→ **What is required**: Look through the lines below and copy each one that includes "Axis".

******************************

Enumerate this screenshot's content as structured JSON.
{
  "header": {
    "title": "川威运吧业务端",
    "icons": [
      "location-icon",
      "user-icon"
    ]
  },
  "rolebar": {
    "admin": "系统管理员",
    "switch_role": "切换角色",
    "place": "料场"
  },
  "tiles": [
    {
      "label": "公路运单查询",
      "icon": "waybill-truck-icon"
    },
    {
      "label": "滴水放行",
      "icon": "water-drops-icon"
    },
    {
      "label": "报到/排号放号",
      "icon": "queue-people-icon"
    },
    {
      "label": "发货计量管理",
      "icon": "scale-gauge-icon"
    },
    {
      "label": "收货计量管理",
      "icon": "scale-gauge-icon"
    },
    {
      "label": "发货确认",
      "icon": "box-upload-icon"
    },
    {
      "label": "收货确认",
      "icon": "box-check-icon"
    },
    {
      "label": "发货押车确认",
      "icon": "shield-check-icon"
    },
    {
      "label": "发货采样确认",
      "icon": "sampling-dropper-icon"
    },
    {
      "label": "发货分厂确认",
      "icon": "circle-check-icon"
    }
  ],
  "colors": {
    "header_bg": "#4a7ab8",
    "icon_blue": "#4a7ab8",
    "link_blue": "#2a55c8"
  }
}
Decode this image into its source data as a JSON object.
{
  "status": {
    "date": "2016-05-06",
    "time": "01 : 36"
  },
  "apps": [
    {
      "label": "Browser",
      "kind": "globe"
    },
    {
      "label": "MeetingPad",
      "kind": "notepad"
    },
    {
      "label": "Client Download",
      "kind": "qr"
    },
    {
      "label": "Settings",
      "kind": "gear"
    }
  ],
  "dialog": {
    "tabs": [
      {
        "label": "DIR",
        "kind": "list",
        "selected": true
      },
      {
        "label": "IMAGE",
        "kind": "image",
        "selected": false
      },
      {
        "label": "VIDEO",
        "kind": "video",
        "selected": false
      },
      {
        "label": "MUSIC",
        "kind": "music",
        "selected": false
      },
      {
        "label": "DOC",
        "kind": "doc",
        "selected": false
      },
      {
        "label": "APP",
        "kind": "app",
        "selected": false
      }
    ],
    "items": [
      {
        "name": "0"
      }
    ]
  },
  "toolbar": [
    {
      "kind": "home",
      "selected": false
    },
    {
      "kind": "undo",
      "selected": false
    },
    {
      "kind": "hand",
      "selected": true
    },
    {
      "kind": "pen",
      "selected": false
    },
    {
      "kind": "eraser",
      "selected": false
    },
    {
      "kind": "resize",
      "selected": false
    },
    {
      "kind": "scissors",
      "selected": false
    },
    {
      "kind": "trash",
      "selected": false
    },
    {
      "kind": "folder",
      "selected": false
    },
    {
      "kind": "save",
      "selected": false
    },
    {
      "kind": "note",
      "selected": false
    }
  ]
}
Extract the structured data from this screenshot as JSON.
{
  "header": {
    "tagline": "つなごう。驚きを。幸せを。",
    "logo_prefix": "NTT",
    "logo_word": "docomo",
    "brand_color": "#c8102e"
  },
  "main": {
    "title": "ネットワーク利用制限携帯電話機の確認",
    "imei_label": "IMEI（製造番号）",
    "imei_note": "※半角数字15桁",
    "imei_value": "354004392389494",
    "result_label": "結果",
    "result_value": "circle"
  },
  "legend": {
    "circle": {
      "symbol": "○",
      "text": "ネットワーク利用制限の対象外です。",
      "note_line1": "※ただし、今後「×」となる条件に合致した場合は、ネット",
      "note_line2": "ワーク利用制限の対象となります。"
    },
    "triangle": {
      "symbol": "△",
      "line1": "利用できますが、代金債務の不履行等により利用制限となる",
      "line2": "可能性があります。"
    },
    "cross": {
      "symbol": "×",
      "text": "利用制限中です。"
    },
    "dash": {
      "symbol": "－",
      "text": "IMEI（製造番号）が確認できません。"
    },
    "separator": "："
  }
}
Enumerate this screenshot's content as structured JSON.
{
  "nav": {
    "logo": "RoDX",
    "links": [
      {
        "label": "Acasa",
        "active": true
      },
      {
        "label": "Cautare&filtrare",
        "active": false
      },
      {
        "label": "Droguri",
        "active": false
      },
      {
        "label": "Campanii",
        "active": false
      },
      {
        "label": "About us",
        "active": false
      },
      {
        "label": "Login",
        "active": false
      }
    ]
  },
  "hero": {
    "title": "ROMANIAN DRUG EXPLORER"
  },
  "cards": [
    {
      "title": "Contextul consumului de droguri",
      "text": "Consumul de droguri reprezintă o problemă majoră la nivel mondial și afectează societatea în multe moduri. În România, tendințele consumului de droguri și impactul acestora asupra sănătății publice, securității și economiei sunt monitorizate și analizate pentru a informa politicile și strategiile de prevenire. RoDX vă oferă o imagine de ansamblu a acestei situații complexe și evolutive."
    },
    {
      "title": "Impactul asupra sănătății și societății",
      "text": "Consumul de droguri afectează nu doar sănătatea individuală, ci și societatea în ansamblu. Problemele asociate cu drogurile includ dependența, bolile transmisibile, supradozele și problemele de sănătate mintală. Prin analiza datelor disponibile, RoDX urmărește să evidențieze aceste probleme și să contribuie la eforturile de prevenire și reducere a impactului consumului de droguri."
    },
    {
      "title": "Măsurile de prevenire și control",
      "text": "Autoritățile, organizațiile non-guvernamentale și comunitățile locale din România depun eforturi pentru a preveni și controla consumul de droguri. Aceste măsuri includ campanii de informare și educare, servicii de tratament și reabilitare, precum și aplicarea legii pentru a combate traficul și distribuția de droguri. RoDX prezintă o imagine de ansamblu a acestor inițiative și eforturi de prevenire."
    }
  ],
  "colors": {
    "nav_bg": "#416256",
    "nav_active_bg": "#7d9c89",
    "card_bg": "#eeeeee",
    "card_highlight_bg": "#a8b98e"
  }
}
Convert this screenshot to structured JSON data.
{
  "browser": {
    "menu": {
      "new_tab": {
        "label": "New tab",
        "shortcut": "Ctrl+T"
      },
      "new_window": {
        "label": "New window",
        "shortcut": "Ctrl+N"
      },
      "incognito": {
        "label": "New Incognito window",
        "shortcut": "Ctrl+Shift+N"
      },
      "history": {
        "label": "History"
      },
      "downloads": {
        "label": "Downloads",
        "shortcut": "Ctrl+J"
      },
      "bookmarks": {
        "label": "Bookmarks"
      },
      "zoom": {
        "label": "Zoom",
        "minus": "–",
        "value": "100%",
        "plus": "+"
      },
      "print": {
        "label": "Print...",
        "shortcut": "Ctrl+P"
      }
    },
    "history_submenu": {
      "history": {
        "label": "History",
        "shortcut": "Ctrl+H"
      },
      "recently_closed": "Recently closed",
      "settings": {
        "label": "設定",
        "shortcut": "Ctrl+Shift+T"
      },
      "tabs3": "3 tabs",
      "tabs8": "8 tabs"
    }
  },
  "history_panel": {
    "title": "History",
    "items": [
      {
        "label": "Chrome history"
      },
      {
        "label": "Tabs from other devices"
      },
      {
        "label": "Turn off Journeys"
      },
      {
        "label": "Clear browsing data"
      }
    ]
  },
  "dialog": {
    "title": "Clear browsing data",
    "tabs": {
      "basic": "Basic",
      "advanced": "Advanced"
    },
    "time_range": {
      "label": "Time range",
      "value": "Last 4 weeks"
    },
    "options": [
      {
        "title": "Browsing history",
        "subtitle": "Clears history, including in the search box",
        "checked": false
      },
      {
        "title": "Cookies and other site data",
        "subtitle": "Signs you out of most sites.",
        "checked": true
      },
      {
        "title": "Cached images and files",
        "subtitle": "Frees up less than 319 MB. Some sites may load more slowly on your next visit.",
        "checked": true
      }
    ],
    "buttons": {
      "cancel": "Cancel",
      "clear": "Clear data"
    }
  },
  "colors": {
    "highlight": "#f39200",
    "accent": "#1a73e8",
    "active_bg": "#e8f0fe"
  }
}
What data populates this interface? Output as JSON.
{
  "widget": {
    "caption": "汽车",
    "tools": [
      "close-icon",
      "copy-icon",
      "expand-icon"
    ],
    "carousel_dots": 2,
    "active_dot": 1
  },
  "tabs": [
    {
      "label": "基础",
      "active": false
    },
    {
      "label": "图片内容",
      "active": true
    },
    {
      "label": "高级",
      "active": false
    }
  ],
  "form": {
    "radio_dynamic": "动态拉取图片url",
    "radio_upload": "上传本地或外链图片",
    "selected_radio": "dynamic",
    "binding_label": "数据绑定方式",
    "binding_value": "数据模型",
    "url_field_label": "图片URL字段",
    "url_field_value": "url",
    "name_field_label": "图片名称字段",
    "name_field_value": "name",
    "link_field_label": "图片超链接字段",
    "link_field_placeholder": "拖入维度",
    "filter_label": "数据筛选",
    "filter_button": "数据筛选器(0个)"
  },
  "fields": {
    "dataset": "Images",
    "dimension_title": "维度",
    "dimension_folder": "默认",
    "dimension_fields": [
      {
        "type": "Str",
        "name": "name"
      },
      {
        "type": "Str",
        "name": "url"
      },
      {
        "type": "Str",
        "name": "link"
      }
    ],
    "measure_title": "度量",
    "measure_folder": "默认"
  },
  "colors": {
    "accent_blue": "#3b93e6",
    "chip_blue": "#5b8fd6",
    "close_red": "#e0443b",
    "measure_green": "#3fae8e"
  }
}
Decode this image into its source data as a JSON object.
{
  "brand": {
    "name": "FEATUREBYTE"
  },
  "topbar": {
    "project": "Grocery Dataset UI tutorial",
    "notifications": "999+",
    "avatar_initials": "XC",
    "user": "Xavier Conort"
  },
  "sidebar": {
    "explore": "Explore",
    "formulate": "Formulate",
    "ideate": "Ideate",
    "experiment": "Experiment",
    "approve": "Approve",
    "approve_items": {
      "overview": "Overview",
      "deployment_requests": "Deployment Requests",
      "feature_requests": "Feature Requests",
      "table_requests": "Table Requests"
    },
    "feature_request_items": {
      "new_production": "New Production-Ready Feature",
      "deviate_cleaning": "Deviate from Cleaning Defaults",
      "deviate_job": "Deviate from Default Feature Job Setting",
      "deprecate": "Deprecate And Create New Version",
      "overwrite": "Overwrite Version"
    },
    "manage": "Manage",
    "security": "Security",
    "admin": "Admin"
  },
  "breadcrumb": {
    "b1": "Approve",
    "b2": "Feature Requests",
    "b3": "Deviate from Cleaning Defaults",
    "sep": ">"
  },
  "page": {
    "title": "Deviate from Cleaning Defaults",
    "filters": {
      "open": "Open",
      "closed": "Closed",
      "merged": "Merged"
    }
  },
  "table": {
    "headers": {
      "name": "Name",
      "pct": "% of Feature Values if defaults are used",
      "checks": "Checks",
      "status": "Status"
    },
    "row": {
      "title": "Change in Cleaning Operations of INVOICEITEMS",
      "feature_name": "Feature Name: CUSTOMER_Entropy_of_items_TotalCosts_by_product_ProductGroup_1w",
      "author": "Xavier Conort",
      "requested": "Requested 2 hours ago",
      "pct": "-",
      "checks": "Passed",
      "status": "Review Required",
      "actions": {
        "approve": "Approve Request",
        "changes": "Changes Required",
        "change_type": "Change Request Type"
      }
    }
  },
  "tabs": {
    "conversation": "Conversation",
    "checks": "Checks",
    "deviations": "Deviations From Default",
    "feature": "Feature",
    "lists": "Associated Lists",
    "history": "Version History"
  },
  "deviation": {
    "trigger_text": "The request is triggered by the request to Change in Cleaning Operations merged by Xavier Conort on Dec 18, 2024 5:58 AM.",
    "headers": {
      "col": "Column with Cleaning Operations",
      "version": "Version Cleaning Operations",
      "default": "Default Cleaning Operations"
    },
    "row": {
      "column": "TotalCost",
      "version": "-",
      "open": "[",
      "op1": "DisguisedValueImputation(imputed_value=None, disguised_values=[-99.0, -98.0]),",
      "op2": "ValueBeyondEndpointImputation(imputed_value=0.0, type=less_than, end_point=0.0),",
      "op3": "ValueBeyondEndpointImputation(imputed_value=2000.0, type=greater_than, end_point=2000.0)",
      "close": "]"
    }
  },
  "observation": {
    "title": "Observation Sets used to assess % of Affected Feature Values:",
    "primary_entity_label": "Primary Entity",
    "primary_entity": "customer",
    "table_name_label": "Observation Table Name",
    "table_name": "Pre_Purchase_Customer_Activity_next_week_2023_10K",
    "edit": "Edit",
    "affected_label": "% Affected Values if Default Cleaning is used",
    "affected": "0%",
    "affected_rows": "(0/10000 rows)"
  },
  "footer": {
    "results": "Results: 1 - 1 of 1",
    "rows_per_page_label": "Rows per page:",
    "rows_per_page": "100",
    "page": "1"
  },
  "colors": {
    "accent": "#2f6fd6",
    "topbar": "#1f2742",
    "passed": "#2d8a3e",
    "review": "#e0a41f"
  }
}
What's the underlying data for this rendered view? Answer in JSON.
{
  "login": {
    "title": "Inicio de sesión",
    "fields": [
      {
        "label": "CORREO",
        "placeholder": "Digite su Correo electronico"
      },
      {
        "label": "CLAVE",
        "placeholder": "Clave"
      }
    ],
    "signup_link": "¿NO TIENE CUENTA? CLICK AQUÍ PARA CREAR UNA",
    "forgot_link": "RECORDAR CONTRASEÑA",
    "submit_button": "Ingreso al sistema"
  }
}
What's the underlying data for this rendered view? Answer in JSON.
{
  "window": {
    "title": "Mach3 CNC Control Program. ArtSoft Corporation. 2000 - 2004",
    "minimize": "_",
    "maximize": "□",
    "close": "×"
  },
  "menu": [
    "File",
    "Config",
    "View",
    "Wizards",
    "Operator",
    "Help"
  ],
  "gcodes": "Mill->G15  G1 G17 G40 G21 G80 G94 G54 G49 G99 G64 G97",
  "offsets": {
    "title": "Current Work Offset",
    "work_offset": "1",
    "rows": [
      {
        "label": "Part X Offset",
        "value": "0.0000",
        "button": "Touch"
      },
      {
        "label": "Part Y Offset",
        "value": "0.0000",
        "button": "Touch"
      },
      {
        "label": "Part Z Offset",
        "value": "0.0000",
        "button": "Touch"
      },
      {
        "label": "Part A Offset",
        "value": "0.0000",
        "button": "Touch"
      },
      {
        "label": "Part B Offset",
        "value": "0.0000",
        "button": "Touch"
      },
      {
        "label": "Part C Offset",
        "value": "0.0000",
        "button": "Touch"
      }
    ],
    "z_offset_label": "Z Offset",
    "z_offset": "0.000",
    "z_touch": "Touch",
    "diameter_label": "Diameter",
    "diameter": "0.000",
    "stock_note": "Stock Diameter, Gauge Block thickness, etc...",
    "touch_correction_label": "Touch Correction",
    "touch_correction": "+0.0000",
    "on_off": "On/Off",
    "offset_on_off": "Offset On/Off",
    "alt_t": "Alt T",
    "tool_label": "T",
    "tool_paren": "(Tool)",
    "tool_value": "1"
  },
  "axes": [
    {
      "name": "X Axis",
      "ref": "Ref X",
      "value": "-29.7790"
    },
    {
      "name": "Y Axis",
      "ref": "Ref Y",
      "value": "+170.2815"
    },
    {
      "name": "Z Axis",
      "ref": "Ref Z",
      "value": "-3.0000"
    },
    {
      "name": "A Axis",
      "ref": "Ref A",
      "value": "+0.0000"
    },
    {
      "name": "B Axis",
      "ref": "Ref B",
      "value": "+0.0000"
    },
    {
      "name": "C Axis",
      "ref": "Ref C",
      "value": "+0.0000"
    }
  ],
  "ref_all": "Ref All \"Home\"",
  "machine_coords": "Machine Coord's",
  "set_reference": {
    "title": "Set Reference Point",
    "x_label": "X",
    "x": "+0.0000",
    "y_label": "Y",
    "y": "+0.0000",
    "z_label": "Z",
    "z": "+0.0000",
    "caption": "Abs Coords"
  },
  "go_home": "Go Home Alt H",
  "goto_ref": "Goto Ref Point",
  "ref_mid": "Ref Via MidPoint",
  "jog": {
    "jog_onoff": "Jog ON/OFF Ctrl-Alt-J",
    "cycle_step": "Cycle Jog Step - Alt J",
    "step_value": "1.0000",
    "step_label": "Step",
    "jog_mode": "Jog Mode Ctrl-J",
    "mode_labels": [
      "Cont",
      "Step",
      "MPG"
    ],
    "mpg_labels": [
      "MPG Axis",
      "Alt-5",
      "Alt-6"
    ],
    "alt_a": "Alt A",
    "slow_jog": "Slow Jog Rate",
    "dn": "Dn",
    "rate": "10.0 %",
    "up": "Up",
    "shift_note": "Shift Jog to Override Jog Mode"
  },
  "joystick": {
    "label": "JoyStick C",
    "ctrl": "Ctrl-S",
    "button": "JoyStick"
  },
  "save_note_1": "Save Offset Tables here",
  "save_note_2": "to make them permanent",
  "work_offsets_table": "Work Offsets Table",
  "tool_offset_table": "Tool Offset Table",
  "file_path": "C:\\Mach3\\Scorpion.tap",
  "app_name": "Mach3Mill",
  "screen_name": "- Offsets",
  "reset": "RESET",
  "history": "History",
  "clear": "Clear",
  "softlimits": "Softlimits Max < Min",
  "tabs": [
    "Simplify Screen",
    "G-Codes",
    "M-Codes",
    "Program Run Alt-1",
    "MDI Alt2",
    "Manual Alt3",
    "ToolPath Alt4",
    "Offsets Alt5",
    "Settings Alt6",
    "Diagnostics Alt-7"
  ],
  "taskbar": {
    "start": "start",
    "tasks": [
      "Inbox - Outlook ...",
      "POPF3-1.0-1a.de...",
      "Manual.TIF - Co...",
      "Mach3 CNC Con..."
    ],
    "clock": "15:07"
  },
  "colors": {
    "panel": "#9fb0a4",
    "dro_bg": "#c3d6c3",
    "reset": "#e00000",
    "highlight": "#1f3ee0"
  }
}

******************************

→ **Written response**:
      "name": "X Axis",
      "name": "Y Axis",
      "name": "Z Axis",
      "name": "A Axis",
      "name": "B Axis",
      "name": "C Axis",
      "MPG Axis",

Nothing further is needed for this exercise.